**Action item:**
Your task is to repeat the entries underneath exactly, minus the pictures.

------------------------

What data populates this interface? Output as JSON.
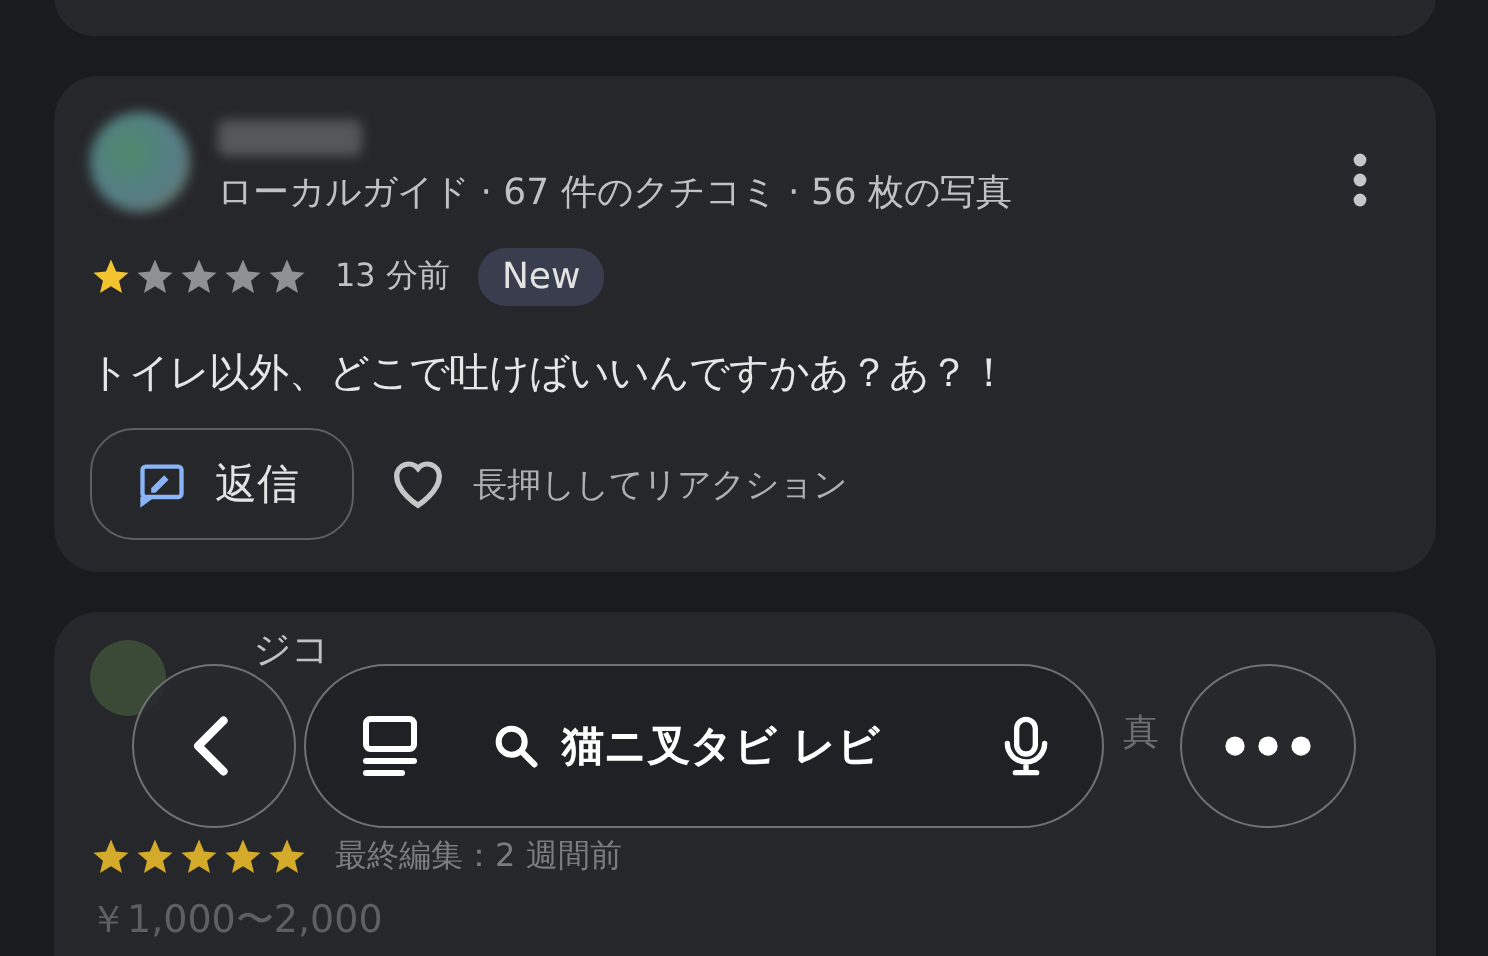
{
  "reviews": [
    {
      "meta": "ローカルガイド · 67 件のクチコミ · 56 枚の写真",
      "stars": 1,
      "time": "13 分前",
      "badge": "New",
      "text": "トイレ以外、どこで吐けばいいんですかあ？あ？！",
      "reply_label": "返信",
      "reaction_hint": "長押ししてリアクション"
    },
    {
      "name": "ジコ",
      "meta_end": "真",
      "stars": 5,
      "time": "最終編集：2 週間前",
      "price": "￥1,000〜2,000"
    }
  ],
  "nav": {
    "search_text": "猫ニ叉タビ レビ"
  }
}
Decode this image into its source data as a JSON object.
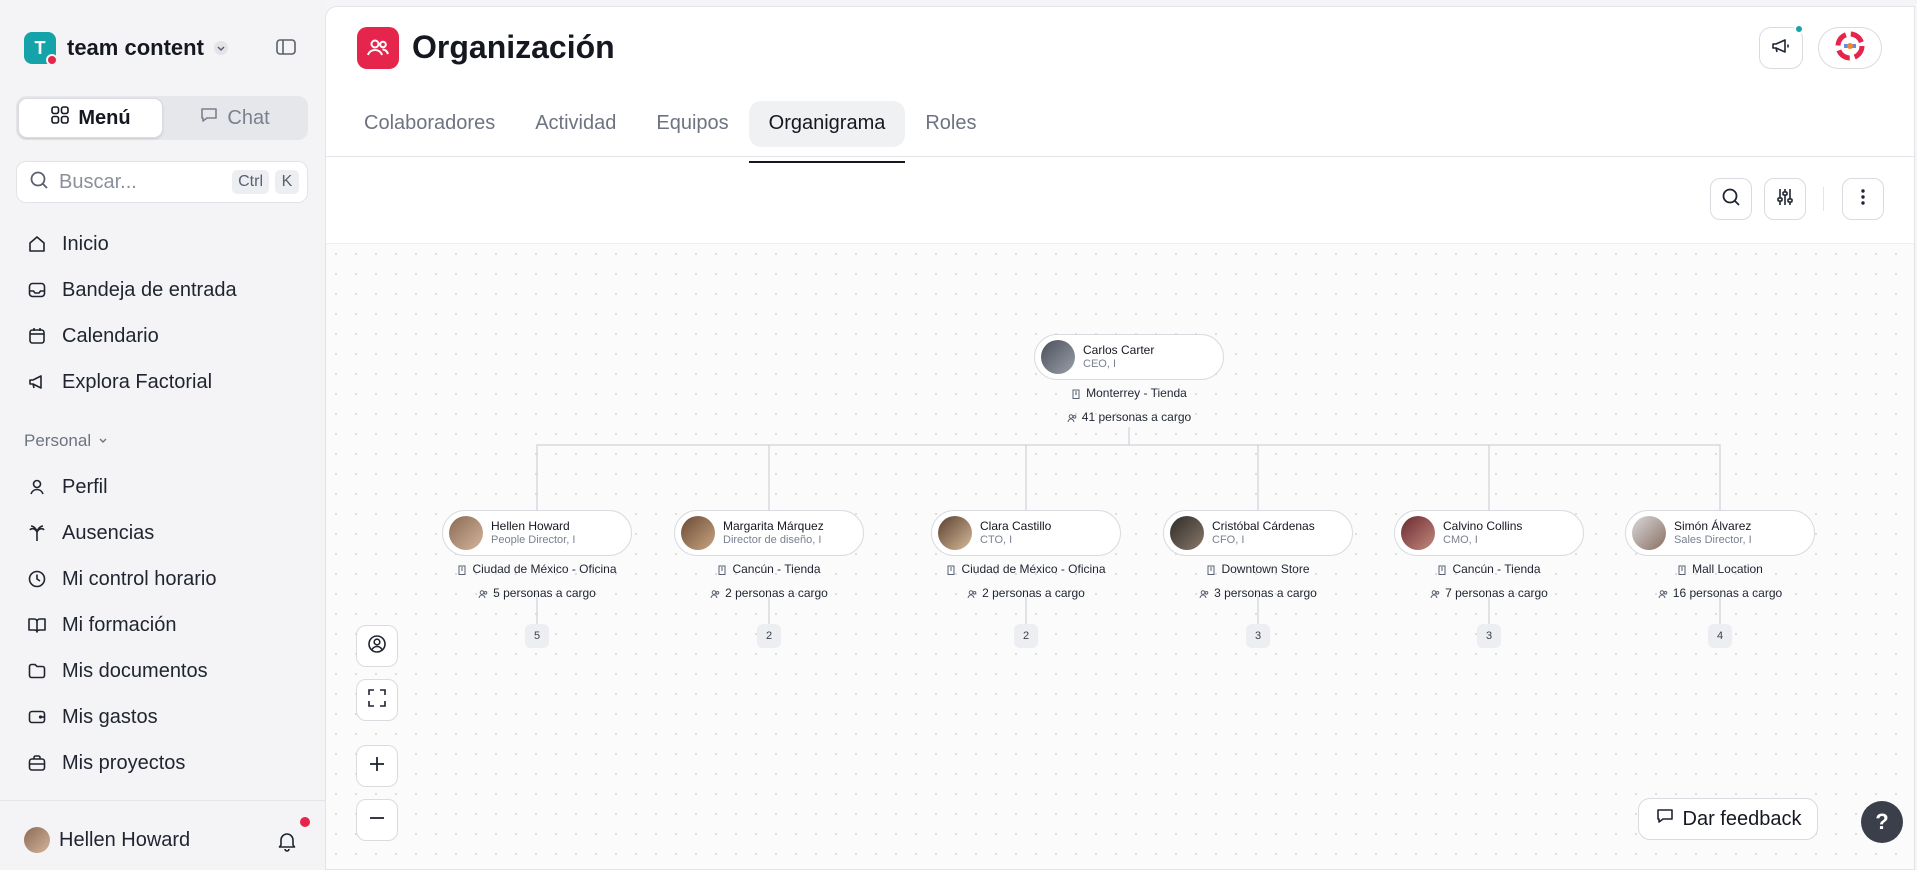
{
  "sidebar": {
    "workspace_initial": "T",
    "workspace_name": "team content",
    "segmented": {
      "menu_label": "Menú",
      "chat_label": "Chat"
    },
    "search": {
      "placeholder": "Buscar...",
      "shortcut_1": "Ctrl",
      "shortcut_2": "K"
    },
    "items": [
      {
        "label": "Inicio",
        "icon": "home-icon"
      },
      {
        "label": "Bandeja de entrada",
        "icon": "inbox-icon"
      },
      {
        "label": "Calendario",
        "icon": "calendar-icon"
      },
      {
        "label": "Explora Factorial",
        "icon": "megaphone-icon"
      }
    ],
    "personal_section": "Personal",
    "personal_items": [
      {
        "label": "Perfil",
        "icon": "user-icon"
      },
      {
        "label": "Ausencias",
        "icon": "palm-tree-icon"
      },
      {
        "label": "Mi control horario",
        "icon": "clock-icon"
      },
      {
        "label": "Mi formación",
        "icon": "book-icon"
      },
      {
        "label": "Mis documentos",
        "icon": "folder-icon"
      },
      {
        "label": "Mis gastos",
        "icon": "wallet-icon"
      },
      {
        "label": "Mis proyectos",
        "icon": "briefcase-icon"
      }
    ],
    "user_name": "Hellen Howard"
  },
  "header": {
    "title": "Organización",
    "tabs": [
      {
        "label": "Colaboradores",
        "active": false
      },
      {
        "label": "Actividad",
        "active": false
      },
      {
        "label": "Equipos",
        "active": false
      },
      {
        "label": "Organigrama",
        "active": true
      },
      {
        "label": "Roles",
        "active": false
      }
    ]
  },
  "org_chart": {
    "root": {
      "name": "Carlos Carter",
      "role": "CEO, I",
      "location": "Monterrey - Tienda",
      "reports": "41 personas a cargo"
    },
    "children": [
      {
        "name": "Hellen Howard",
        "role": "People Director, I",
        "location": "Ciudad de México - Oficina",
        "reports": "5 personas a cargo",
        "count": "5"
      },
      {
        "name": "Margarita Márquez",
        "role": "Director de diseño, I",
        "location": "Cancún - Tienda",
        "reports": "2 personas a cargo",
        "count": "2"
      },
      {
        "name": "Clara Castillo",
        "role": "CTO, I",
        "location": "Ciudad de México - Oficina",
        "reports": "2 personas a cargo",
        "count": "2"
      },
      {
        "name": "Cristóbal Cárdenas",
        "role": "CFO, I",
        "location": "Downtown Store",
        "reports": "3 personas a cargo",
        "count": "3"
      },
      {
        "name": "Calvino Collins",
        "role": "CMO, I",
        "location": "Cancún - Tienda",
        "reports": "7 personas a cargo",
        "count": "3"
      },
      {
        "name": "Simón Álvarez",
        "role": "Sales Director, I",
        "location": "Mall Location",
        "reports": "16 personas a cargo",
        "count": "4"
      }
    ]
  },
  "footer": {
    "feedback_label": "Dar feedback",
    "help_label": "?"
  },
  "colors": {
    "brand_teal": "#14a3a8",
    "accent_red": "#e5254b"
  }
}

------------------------

**The answer:**
What data populates this interface? Output as JSON.
{
  "reviews": [
    {
      "meta": "ローカルガイド · 67 件のクチコミ · 56 枚の写真",
      "stars": 1,
      "time": "13 分前",
      "badge": "New",
      "text": "トイレ以外、どこで吐けばいいんですかあ？あ？！",
      "reply_label": "返信",
      "reaction_hint": "長押ししてリアクション"
    },
    {
      "name": "ジコ",
      "meta_end": "真",
      "stars": 5,
      "time": "最終編集：2 週間前",
      "price": "￥1,000〜2,000"
    }
  ],
  "nav": {
    "search_text": "猫ニ叉タビ レビ"
  }
}
Decode this image into its source data as a JSON object.
{
  "sidebar": {
    "workspace_initial": "T",
    "workspace_name": "team content",
    "segmented": {
      "menu_label": "Menú",
      "chat_label": "Chat"
    },
    "search": {
      "placeholder": "Buscar...",
      "shortcut_1": "Ctrl",
      "shortcut_2": "K"
    },
    "items": [
      {
        "label": "Inicio",
        "icon": "home-icon"
      },
      {
        "label": "Bandeja de entrada",
        "icon": "inbox-icon"
      },
      {
        "label": "Calendario",
        "icon": "calendar-icon"
      },
      {
        "label": "Explora Factorial",
        "icon": "megaphone-icon"
      }
    ],
    "personal_section": "Personal",
    "personal_items": [
      {
        "label": "Perfil",
        "icon": "user-icon"
      },
      {
        "label": "Ausencias",
        "icon": "palm-tree-icon"
      },
      {
        "label": "Mi control horario",
        "icon": "clock-icon"
      },
      {
        "label": "Mi formación",
        "icon": "book-icon"
      },
      {
        "label": "Mis documentos",
        "icon": "folder-icon"
      },
      {
        "label": "Mis gastos",
        "icon": "wallet-icon"
      },
      {
        "label": "Mis proyectos",
        "icon": "briefcase-icon"
      }
    ],
    "user_name": "Hellen Howard"
  },
  "header": {
    "title": "Organización",
    "tabs": [
      {
        "label": "Colaboradores",
        "active": false
      },
      {
        "label": "Actividad",
        "active": false
      },
      {
        "label": "Equipos",
        "active": false
      },
      {
        "label": "Organigrama",
        "active": true
      },
      {
        "label": "Roles",
        "active": false
      }
    ]
  },
  "org_chart": {
    "root": {
      "name": "Carlos Carter",
      "role": "CEO, I",
      "location": "Monterrey - Tienda",
      "reports": "41 personas a cargo"
    },
    "children": [
      {
        "name": "Hellen Howard",
        "role": "People Director, I",
        "location": "Ciudad de México - Oficina",
        "reports": "5 personas a cargo",
        "count": "5"
      },
      {
        "name": "Margarita Márquez",
        "role": "Director de diseño, I",
        "location": "Cancún - Tienda",
        "reports": "2 personas a cargo",
        "count": "2"
      },
      {
        "name": "Clara Castillo",
        "role": "CTO, I",
        "location": "Ciudad de México - Oficina",
        "reports": "2 personas a cargo",
        "count": "2"
      },
      {
        "name": "Cristóbal Cárdenas",
        "role": "CFO, I",
        "location": "Downtown Store",
        "reports": "3 personas a cargo",
        "count": "3"
      },
      {
        "name": "Calvino Collins",
        "role": "CMO, I",
        "location": "Cancún - Tienda",
        "reports": "7 personas a cargo",
        "count": "3"
      },
      {
        "name": "Simón Álvarez",
        "role": "Sales Director, I",
        "location": "Mall Location",
        "reports": "16 personas a cargo",
        "count": "4"
      }
    ]
  },
  "footer": {
    "feedback_label": "Dar feedback",
    "help_label": "?"
  },
  "colors": {
    "brand_teal": "#14a3a8",
    "accent_red": "#e5254b"
  }
}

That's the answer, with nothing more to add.